On November 6, 2012, inThompson v. Carolina Cabinet Co.,the Court of Appeals first considered Defendants’ argument that theFull Commission’s conclusion of law that Thompson was disabled failed to adequately identifywhich prong of Russell the Commissionapplied. In rejecting this argument, the Court noted that although the Full Commission did not expressly state which prong ofRussell it applied, it was apparent from the Commission’s findings that it applied the third prong. In order to support a conclusion of disability, the Commission must find that Thompson was incapable of earning pre-injury wages in the same or any other employment, and that the incapacity to earn pre-injury wages was caused by his injury.Hilliard v. Apex Cabinet Co., 305 N.C. 593, 595, 290 S.E.2d 682, 684 (1982). Pursuant toRussell, an employee may meet his initial burden of production on this issue by producing one of the following: (1) medical evidence that he is physically or mentally, as a result of the work-related injury, incapable of work in any employment; (2) evidence that he is capable of some work, but that he has, after a reasonable effort, been unsuccessful in his efforts to obtain employment; (3) evidence that he is capable of some work, but that it would be futile because of pre-existing conditions, such as age, inexperience, or lack of education, to seek employment; or (4) evidence that he has obtained other employment at wages less than his pre-injury wages. Russell, 108 N.C. App. at 766, 425 S.E.2d at 457.
Defendants pointed to theCommission’s reliance on Thompson’s“physical” and “vocational” limitations, arguing the Commission improperly merged the first and third prongs ofRussell. The Court concluded, however, that any determination under the third prong necessarily required the Commission to consider both types of limitations, since a job search would be limited only to those jobs consistent with Thompson’s physical restrictions. The Court further noted that the Commission was not required to state specifically that Thompson was “capable of some work,” because a finding of futility presumes that an employee is capable of some work physically.
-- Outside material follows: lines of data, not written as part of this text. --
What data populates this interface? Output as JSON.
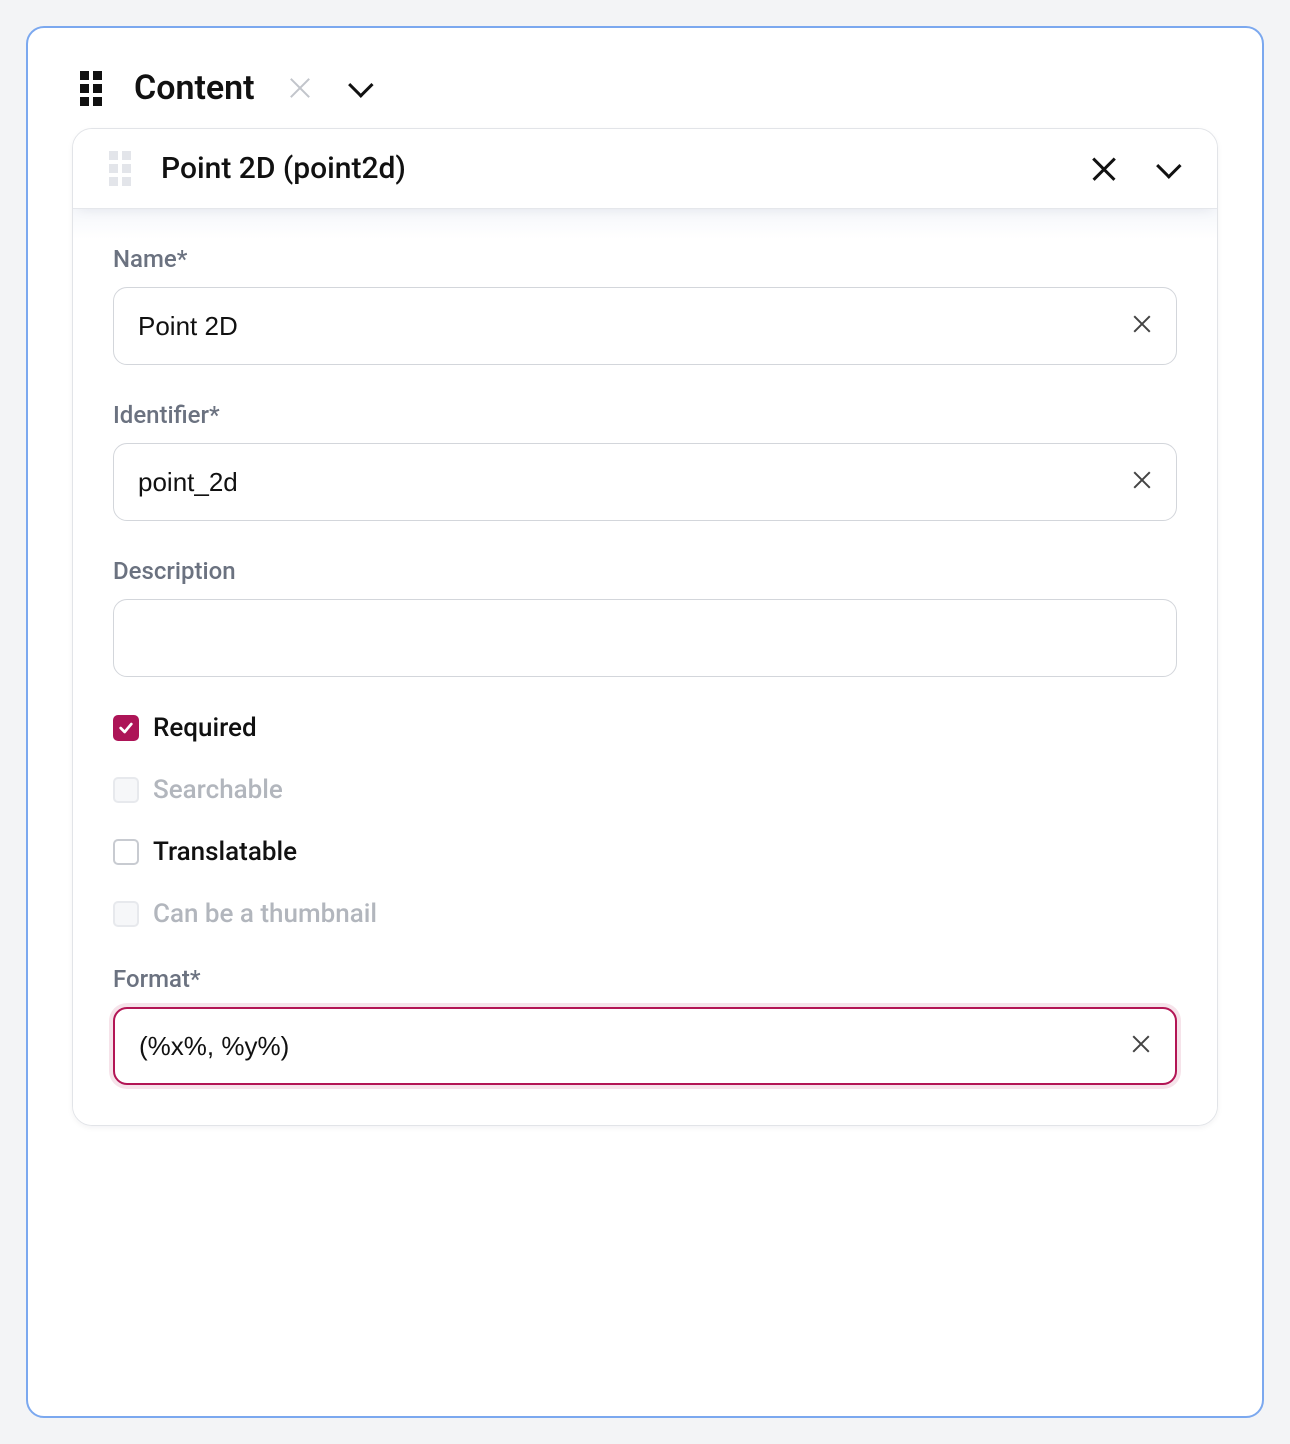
{
  "section": {
    "title": "Content"
  },
  "field": {
    "title": "Point 2D (point2d)",
    "labels": {
      "name": "Name*",
      "identifier": "Identifier*",
      "description": "Description",
      "required": "Required",
      "searchable": "Searchable",
      "translatable": "Translatable",
      "thumbnail": "Can be a thumbnail",
      "format": "Format*"
    },
    "values": {
      "name": "Point 2D",
      "identifier": "point_2d",
      "description": "",
      "format": "(%x%, %y%)"
    },
    "checks": {
      "required": true,
      "searchable": false,
      "translatable": false,
      "thumbnail": false
    },
    "disabled": {
      "searchable": true,
      "thumbnail": true
    }
  }
}
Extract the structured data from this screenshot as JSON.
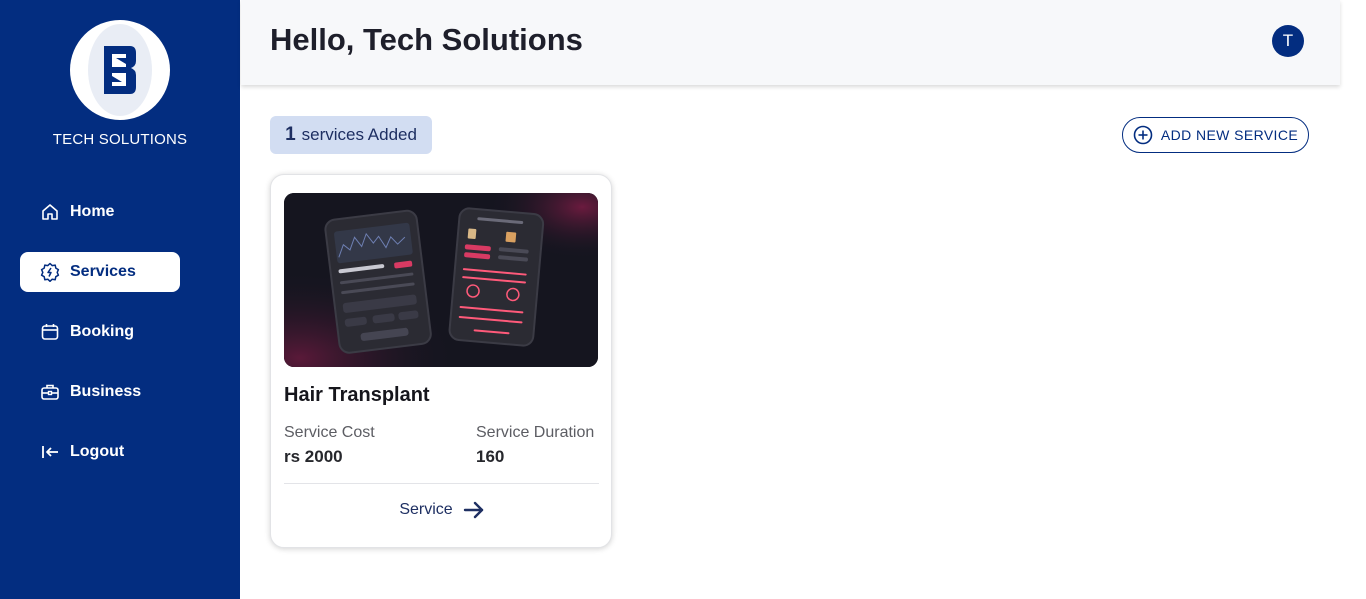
{
  "brand": {
    "name": "TECH SOLUTIONS",
    "logo_letter": "B"
  },
  "sidebar": {
    "items": [
      {
        "label": "Home",
        "icon": "home-icon",
        "active": false
      },
      {
        "label": "Services",
        "icon": "gear-icon",
        "active": true
      },
      {
        "label": "Booking",
        "icon": "calendar-icon",
        "active": false
      },
      {
        "label": "Business",
        "icon": "briefcase-icon",
        "active": false
      },
      {
        "label": "Logout",
        "icon": "logout-icon",
        "active": false
      }
    ]
  },
  "header": {
    "greeting": "Hello, Tech Solutions",
    "avatar_initial": "T"
  },
  "summary": {
    "count": "1",
    "count_label": "services Added"
  },
  "actions": {
    "add_service_label": "ADD NEW SERVICE"
  },
  "services": [
    {
      "title": "Hair Transplant",
      "cost_label": "Service Cost",
      "cost_value": "rs 2000",
      "duration_label": "Service Duration",
      "duration_value": "160",
      "link_label": "Service"
    }
  ],
  "colors": {
    "sidebar_bg": "#032d80",
    "accent": "#032d80",
    "badge_bg": "#d2ddf2",
    "header_bg": "#f7f8fa"
  }
}
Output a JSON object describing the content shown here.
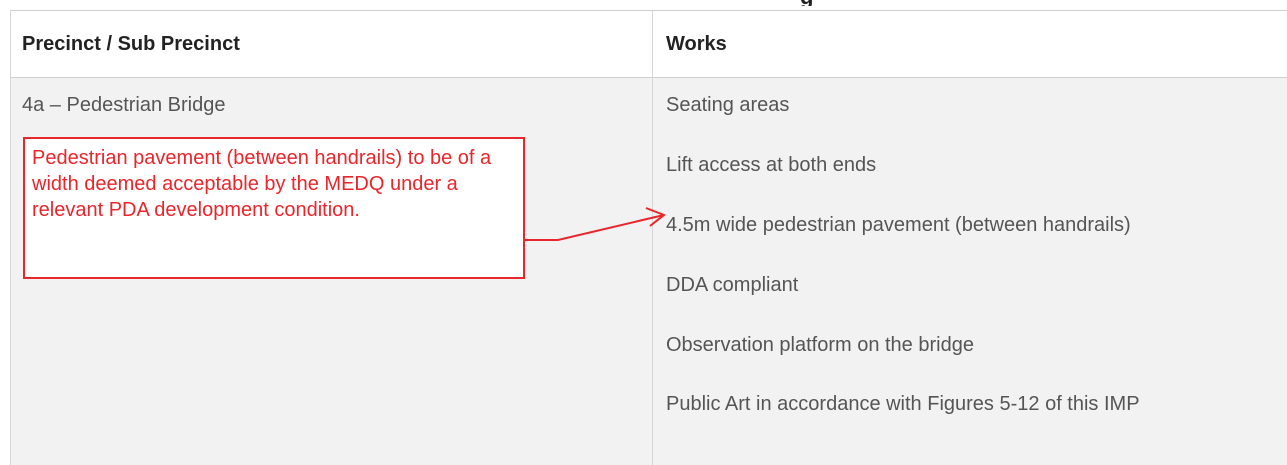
{
  "table": {
    "headers": {
      "precinct": "Precinct / Sub Precinct",
      "works": "Works"
    },
    "rows": [
      {
        "precinct": "4a – Pedestrian Bridge",
        "works": [
          "Seating areas",
          "Lift access at both ends",
          "4.5m wide pedestrian pavement (between handrails)",
          "DDA compliant",
          "Observation platform on the bridge",
          "Public Art in accordance with Figures 5-12 of this IMP"
        ]
      }
    ]
  },
  "annotation": {
    "text": "Pedestrian pavement (between handrails) to be of a width deemed acceptable by the MEDQ under a relevant PDA development condition.",
    "color": "#e8262c"
  }
}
According to the Court, there would be no need for a finding that a job search would be futile if an employee was in fact incapable of working at all under the first prong ofRussell.
The Court also rejected Defendants’ argument that the Full Commission erred in determining that Thompson meet his burden of showing disability under the third prong of Russell. With respect to vocational considerations, the Commission pointed out that Thompson was, at the time of itsdecision, 45 years-old with a high school education and limited work experience. With respect to physical limitations, the Commission noted that Thompson was restricted to lifting no more than 15 pounds and working no longer than nine hours per day. In addition, he was required to avoid repetitive bending, lifting, and twisting, and had been experiencing steady, intense pain. The Court held that these findings were supported by competent evidence and were sufficient to support the Commission’s conclusion that it would be futile for Thompson to search for a job consistent with his physical restrictions. The Court also pointed out that once an employee meets his initial burden of production underRussell, the burden of production shifts to the employer to show that suitable jobs are available and that the employee is capable of obtaining a suitable job taking into account his physical and vocational limitations and that Defendants made no argument that the Full Commission erred in concluding that they failed to meet this burden.